● What is expected:
For the data below, count the lines that have the string "this" and state that number by itself.

● Data about app and page elements:
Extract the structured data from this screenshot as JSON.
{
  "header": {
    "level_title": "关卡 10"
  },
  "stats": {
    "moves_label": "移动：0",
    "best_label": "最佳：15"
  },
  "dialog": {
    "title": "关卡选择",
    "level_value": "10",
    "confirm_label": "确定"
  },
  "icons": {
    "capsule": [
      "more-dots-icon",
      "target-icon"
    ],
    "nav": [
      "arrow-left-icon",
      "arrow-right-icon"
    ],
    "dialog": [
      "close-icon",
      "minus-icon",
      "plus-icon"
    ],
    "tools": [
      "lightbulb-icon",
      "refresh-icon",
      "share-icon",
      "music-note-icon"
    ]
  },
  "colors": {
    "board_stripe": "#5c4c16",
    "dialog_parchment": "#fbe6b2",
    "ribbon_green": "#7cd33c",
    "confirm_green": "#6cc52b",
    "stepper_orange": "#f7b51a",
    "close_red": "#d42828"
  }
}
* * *
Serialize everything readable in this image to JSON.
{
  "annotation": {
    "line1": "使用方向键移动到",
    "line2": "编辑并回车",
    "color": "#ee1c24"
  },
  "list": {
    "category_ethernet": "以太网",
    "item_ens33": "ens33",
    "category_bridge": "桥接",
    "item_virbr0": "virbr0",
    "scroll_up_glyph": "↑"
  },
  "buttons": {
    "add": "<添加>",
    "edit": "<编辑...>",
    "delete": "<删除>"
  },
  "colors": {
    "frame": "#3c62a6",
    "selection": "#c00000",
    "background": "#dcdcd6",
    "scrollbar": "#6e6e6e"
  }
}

● The answer:
2